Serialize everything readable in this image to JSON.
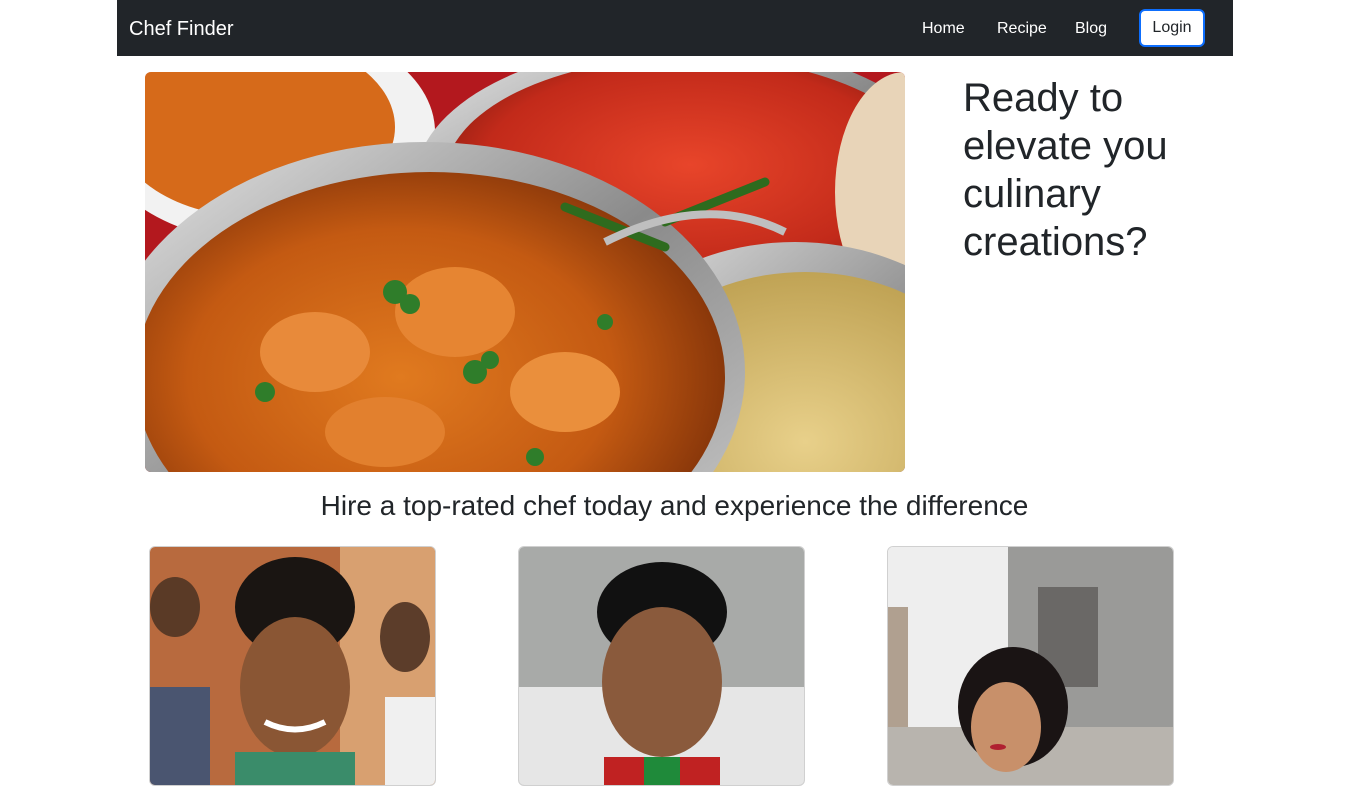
{
  "navbar": {
    "brand": "Chef Finder",
    "links": [
      "Home",
      "Recipe",
      "Blog"
    ],
    "login_label": "Login"
  },
  "hero": {
    "heading": "Ready to elevate you culinary creations?",
    "image": "curry-dishes-photo"
  },
  "tagline": "Hire a top-rated chef today and experience the difference",
  "chefs": [
    {
      "image": "chef-photo-woman"
    },
    {
      "image": "chef-photo-man"
    },
    {
      "image": "chef-photo-woman-outdoor"
    }
  ],
  "colors": {
    "navbar_bg": "#212529",
    "login_border": "#0d6efd",
    "text": "#212529"
  }
}
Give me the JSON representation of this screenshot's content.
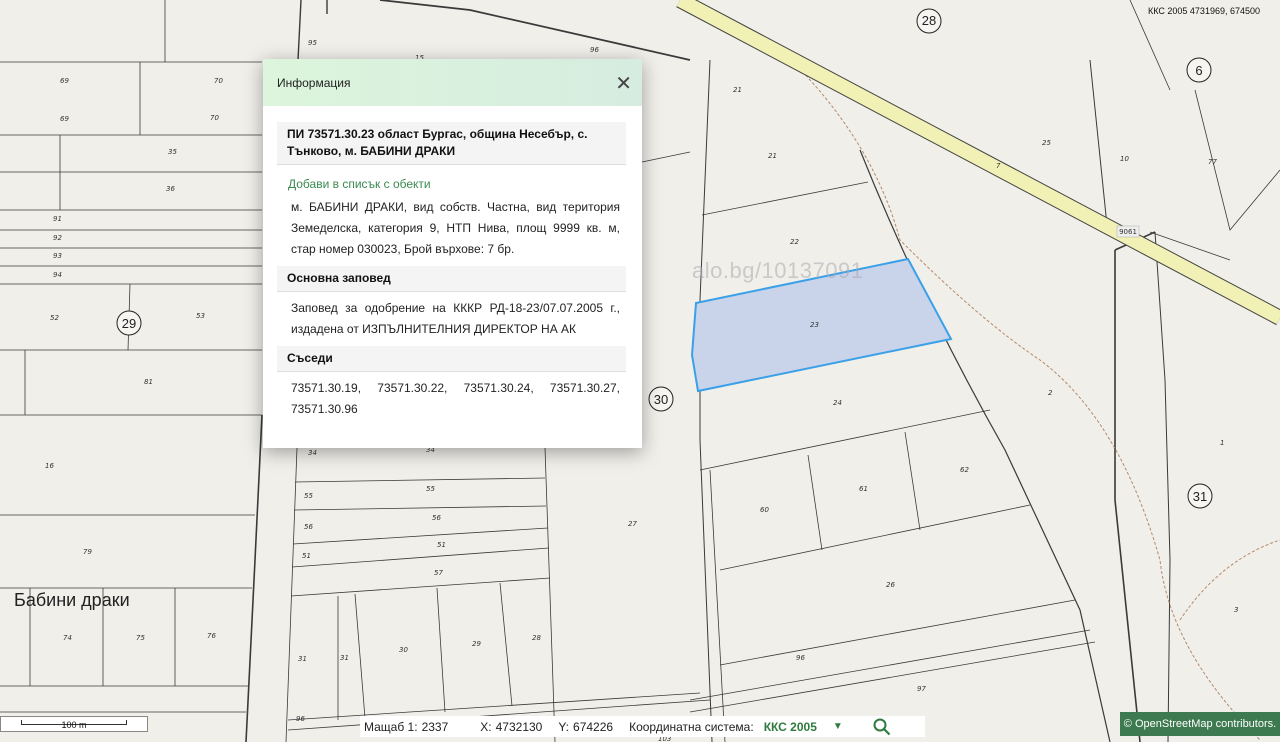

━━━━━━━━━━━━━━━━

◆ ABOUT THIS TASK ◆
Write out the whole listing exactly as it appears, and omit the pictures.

◆ ANSWER TO THIS PROBLEM ◆
Serialize everything readable in this image to JSON.
{
  "navbar": {
    "brand": "Chef Finder",
    "links": [
      "Home",
      "Recipe",
      "Blog"
    ],
    "login_label": "Login"
  },
  "hero": {
    "heading": "Ready to elevate you culinary creations?",
    "image": "curry-dishes-photo"
  },
  "tagline": "Hire a top-rated chef today and experience the difference",
  "chefs": [
    {
      "image": "chef-photo-woman"
    },
    {
      "image": "chef-photo-man"
    },
    {
      "image": "chef-photo-woman-outdoor"
    }
  ],
  "colors": {
    "navbar_bg": "#212529",
    "login_border": "#0d6efd",
    "text": "#212529"
  }
}
Give me the JSON representation of this screenshot's content.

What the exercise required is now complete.